Beneficiary Required Minimum Distributions Calculator

Beneficiary Required Minimum Distributions Calculator

What is the minimum withdrawal you must make from the retirement? You, as a beneficiary, can withdraw the benefits from a retirement plan anytime he wants. But, you will be charged immediately with taxes after you withdraw your inherited money. That’s the reason you may want to delay withdrawal and defer the tax payments. However, IRS has implemented certain rules regarding the minimum withdrawal you must make and pay taxes on that amount. This calculator is specially designed to compute the minimum distribution required by beneficiary.
Calculation notes
This calculator was designed using the new rules and life expectancy tables of IRS and was last updated on 2012. You must consult with your tax advisor for rules applicable for your economic condition.
Account balance as of 12/31 of year prior to distribution year
Your actual size of the account balance as on 31st December of the previous year.
Account owner's age at death
The account owner’s age at the time of death. If this age is less than the age of the beneficiary, the account owner’s estimated life expectancy is used to calculate the RMD after his death.
Beneficiary age as of 12/31 of the year following the owner's death
The age of the retirement plan beneficiary as of 31st December of the following year after the death of the account owner. For example, if the account holder died in anytime during 2012, you need to enter your age as of 31st December, 2013.
Beneficiary age as of 12/31 of the distribution year
The age of the beneficiary as of 31st December of the distribution year.
Estimated rate of return (provides an estimate of future RMDs)
Your anticipated rate of return from the account. This is only a prediction of future account balances (note that it will have a bearing on the required minimum distribution). The investments you select will be a determining factor in the actual rate of return. The annual compound rate for the S&P 500 for the ten years ending on the 31st of December 2012 was an average of 7.1% and included reinvestment of dividends. The S&P 500’s average annual compound rate of return from January of 1970 to the 31st of December 2012, with reinvestment of dividends included, were roughly 10.1% (source: www.standardandpoors.com). The highest return for a 12 month period since 1970 was 61% (for the months of June 1982 through June 1983). March 2008 through March 2009 rendered the lowest return of 43%. Although bank savings accounts can pay as little as or less than 0.25%, they carry a lower risk of loss of principle balances.The scenarios above are hypothetical, as the rates of return cannot be accurately forecasted for the future. As well, investments that yield higher rates of returns are subject to having a higher risk and volatility. Over time, particularly for long-term investments, the rate of return will vary greatly. The possible loss of principle on your investments should be considered. Other fees and sales charges may be required by investment or funds companies and are not indicated in the compound rate of return mentioned above, and a direct investment in an index is not possible.

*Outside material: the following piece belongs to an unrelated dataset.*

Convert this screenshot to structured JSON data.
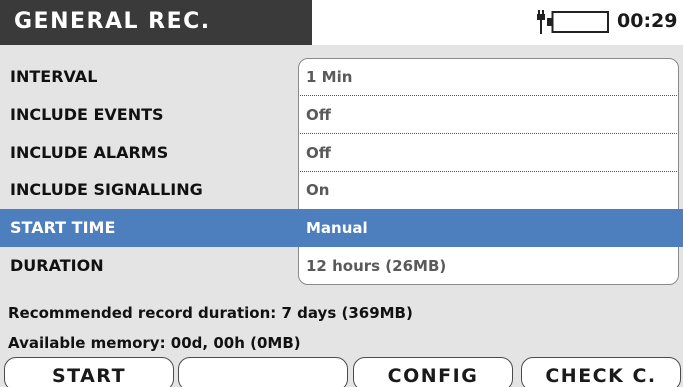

Is account owner beneficiary's spouse?
If you are the sole beneficiary and the original owner of the account was your spouse, then you can handle the account you inherited as your own account. This offers the most flexibility and is typically the best choice for a beneficiary of this type. This calculator presumes that this is the option you will choose to take. With this box checked, the normal distribution applies to the account owner. This includes, but is not limited to, the requirement of distributions to begin when you reach the age of 70 1/2.
Is beneficiary's birthday after June 30th?
If the birthday of the beneficiary comes after the 30th of June, you should check this box. This factor will be used to determine whether or not the IRS will require accounts inherited by spouses to begin distributions when the beneficiary reaches age 70 or age 71. The IRS states explicitly that beneficiaries are to use the date they turn 70 1/2 for calculating the first year of distribution. As an example, if the beneficiaries birthday falls between the 1st of January and the 30th of June then they would use the age 70 to calculate the first year of distribution. If the beneficiary’s birthday falls between the 1st of July and the 31st of December then the beneficiary will use the age of 71 to calculate the first year of distribution.
Did account owner die after Required Begin Date?
If the owner of the account died following the date requiring the distribution to begin, you need to check this box.